#### [Exercise objective]
Work through the data below and copy out every line where "JSON" is found.

┄┄┄┄┄┄

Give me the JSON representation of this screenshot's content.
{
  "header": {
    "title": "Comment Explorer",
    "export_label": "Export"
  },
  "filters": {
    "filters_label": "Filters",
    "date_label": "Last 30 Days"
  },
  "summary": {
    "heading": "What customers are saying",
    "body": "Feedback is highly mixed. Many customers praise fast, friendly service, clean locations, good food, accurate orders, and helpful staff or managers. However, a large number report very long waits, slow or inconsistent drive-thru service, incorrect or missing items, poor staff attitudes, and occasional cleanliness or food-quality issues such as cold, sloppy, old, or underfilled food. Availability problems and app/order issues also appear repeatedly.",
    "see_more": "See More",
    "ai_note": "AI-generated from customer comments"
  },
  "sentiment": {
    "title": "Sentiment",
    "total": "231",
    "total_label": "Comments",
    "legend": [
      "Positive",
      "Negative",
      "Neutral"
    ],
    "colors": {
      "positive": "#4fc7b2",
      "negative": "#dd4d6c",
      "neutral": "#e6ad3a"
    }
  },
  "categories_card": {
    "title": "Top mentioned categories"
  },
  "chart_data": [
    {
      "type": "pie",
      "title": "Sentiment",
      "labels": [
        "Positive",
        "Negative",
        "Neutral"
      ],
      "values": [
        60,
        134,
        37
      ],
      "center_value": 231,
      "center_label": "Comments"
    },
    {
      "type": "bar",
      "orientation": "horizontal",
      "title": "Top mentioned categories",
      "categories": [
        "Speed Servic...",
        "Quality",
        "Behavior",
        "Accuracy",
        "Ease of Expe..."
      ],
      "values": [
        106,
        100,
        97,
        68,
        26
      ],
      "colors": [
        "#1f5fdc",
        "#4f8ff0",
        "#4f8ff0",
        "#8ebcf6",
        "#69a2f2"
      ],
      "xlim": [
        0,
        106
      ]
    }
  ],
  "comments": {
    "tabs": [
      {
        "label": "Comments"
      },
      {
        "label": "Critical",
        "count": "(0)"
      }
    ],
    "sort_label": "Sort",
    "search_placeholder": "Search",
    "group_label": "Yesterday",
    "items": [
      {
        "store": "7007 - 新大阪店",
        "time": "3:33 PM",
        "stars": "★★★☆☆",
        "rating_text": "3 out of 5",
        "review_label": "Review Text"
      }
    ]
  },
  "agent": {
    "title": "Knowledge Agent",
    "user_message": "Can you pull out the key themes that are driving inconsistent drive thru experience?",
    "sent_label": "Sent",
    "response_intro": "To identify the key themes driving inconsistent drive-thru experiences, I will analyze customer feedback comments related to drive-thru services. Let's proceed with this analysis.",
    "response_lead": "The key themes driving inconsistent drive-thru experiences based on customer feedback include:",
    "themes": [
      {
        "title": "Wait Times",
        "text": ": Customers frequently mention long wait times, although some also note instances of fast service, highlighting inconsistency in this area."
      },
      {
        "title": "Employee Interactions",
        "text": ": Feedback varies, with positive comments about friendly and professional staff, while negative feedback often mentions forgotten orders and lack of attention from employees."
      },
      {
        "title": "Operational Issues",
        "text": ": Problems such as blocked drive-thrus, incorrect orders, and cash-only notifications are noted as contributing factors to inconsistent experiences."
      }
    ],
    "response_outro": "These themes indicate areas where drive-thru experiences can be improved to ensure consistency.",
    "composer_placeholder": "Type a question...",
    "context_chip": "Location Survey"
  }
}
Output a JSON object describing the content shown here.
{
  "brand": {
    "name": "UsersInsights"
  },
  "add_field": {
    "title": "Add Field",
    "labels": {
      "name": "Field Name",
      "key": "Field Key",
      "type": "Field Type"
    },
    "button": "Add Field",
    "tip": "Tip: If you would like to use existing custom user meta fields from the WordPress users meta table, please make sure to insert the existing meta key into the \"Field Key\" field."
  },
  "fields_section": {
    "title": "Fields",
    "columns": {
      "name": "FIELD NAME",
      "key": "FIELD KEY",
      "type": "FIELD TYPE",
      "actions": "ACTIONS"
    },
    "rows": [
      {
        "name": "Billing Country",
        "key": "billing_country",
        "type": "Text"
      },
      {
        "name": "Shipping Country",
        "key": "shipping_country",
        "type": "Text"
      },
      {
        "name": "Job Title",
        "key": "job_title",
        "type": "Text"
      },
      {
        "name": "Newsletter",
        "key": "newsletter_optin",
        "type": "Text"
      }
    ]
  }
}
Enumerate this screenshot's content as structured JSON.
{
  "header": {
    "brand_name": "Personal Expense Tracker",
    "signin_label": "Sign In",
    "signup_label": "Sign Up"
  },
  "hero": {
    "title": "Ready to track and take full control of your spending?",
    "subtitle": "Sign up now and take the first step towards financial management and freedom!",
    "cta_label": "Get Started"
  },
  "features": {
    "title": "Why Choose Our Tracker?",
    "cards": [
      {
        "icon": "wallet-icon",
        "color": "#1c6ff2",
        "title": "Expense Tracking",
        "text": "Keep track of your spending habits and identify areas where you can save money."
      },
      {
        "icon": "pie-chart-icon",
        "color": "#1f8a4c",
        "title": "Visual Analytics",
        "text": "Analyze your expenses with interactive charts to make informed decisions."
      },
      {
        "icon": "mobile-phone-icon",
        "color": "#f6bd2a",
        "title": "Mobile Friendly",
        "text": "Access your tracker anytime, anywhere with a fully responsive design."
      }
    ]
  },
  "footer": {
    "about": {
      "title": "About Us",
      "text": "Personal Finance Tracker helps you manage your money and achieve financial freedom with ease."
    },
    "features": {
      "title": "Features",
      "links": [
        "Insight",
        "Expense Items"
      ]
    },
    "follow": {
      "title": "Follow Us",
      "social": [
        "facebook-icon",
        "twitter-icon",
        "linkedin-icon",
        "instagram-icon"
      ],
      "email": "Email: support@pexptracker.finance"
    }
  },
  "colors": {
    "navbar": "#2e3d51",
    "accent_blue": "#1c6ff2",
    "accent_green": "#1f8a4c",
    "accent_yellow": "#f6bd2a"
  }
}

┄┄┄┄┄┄

#### [Expected output]
Give me the JSON representation of this screenshot's content.
Output a JSON object describing the content shown here.
Enumerate this screenshot's content as structured JSON.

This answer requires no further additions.